“[The Marketplace Fairness Act] rectifies the discrimination against brick-and-mortar retail outlets of all sizes. Internet sellers now receive a subsidy of 8%-10% because they don't collect sales tax on retail sales outside their states, a subsidy that harms other sellers,” said NGA’s Executive Director Dan Crippen. “Yet Internet sellers get the benefits of the world's third-largest consumer base, not to mention state roads for delivery of their products, plus the protection of the state court systems to enforce business contracts.”

Lawmakers from states without a sales tax condemned the measure, saying it would burden retailers that are not currently required to charge sale taxes to customers.

Sen. Max Baucus (D-Mont), whose state does not collect sales taxes, said the bill would hurt businesses in Montana and other small businesses in America because it forces small businesses “to play tax collector for other states.”

The anti-tax-hike group Americans for Tax Reform (ATR) echoed the senator’s remarks, saying the bill would force businesses to collect taxes for all states.

“The legislation hands a small cartel of state tax administrators the ability to reach across state borders and export the burden of tax collection onto out-of-state businesses,” said ATR’s president Grover Norquist.

ATR maintains an anti-tax pledge that nearly every Republican in Washington has signed and suggested that the legislation can only be viewed as tax increase because “it grants states new tax collection authority without removing equivalent taxing authority elsewhere.” The group has yet to explicitly say that lawmakers would violate the pledge by voting for the bill.

The NGA fired back at ATR’s remarks about the bill, accusing the organization of trying to undermine legislation that “levels the playing field between Main Street and e-street.”

“The Marketplace Fairness Act is common-sense legislation that is simply about the collection of sales and use taxes already owed. The Americans for Tax Reform may not like this legislation, but they are not entitled to their own facts,” said the NGA in a statement.

The group also argues that the online sales tax bill does not violate the tax pledge because candidates for Senate office pledge to “one, oppose any and all efforts to increase the marginal income tax...and two, oppose any net reduction or elimination of deductions or credits.”

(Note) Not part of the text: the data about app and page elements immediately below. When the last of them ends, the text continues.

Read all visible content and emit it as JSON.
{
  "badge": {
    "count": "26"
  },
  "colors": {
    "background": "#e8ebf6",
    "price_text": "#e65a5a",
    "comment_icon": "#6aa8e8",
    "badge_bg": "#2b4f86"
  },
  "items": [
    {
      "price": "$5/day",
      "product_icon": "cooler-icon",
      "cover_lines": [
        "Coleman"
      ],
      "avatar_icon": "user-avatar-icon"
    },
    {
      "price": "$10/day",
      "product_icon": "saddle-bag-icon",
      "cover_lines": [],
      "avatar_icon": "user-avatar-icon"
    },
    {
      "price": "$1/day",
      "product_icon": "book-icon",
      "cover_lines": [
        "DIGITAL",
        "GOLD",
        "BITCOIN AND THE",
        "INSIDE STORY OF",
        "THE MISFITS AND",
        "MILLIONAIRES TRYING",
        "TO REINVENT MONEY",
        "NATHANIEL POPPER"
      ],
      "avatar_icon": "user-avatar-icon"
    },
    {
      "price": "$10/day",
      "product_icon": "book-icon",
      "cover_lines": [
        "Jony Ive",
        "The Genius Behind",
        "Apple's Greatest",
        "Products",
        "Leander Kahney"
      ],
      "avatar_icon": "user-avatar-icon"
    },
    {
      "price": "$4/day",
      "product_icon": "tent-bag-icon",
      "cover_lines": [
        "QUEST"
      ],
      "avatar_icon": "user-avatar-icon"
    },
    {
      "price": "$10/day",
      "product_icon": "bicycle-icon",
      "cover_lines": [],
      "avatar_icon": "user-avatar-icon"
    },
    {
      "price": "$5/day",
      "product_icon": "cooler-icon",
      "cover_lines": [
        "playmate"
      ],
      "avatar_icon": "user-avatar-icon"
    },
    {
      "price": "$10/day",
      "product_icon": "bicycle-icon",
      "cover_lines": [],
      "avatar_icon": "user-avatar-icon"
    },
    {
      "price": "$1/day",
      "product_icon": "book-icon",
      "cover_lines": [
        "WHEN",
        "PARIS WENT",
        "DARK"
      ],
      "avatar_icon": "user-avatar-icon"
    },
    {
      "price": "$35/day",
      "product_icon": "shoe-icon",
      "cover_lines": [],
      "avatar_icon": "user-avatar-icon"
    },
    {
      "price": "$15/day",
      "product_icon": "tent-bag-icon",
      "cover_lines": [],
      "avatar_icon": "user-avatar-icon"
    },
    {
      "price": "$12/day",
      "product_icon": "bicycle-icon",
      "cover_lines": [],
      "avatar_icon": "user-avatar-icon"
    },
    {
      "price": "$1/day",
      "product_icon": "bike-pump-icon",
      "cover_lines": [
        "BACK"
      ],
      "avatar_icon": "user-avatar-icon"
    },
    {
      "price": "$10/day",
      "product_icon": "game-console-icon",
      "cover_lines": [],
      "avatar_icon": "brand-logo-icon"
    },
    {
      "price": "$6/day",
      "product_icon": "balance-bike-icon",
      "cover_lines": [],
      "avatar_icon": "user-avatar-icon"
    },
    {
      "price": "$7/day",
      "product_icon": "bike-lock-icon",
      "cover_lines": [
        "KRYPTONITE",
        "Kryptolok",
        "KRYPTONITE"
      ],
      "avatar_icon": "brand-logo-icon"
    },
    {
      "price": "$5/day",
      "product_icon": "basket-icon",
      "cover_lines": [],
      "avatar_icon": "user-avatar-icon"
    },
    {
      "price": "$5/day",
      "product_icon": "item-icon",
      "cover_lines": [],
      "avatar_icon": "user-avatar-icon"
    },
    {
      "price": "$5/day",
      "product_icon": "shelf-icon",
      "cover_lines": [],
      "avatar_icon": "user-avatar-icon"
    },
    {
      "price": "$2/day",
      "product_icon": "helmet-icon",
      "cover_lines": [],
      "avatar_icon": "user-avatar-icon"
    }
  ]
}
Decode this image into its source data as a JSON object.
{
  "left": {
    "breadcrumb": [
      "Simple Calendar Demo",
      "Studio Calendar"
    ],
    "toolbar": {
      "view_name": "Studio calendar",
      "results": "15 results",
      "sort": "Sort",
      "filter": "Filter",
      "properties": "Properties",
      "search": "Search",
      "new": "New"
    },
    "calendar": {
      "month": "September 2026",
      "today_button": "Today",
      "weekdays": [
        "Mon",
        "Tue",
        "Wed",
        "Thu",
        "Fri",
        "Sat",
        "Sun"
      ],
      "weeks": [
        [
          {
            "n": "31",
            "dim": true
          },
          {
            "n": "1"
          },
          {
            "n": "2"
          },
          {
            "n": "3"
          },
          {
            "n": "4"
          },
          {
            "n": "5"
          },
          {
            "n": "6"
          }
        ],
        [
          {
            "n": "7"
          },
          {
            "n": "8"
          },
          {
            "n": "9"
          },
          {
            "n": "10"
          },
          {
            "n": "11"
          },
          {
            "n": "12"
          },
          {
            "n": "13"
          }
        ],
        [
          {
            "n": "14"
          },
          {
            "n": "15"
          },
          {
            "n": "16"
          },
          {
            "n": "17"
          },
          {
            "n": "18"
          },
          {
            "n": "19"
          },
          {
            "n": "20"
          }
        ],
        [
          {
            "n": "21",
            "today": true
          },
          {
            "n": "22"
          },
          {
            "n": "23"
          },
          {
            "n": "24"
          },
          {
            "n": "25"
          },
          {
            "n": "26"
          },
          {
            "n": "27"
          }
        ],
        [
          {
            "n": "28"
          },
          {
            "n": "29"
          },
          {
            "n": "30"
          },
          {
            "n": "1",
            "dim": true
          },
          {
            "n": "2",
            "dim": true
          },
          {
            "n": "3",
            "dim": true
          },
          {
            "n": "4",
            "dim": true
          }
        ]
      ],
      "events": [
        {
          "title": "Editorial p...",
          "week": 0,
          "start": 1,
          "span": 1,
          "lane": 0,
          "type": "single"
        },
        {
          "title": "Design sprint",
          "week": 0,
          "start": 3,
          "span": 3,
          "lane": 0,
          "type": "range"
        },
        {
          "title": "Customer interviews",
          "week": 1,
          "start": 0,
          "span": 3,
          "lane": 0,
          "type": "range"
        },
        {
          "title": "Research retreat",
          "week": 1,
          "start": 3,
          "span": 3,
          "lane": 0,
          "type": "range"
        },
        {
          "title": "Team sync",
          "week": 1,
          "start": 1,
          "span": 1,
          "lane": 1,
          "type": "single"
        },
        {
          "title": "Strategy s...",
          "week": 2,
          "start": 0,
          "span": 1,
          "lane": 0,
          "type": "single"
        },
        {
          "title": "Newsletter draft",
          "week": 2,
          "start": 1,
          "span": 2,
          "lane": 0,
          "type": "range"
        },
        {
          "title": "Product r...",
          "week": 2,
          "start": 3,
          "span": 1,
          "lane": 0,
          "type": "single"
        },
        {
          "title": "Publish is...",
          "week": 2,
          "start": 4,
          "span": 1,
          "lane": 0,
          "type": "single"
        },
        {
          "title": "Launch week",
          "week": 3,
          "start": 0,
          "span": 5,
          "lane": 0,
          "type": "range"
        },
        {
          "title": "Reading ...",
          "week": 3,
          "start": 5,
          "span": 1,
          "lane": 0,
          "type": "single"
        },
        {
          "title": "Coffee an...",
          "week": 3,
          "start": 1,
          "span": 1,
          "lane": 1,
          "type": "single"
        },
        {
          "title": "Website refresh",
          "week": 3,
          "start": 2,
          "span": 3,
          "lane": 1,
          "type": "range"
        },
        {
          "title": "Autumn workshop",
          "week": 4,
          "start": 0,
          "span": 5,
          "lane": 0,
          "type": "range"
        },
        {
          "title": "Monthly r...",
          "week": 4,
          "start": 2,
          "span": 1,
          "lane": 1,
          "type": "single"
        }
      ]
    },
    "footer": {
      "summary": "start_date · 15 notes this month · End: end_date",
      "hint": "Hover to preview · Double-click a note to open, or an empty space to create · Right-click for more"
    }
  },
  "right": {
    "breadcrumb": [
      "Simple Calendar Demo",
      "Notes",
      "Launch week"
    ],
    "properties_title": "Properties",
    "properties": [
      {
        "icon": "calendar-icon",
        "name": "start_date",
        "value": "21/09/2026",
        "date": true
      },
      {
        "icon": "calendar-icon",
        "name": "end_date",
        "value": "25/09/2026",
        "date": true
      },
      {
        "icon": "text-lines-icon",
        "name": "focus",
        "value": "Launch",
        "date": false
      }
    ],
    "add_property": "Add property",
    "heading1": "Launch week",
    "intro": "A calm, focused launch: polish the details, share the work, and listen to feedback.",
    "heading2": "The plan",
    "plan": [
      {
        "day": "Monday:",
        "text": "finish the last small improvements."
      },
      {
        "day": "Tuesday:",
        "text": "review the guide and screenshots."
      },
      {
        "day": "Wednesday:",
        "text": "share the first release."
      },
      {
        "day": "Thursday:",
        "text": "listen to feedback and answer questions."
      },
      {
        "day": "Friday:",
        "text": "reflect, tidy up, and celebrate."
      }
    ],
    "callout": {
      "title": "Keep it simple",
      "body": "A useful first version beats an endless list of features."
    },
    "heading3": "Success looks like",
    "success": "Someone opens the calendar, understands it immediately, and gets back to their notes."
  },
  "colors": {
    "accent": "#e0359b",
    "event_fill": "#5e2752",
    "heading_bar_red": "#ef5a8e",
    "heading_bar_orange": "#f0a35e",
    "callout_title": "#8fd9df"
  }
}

“Marketplace Fairness does neither. It is not a new tax or a tax increase. It clearly does not violate the pledge. In fact, the Americans for Tax Reform themselves admitted to leadership of the [NGA] that this was not a violation. To say anything else is disingenuous,” said the group in a statement.

House Republicans are by no means united in opposition to the bill. The House version of the bill already has roughly two dozen GOP sponsors.

“I’m a co-signer of the [Norquist] pledge. I’m a co-signer of the legislation. We have to collect the taxes that are due,” said Rep. Austin Scott (R-Ga.).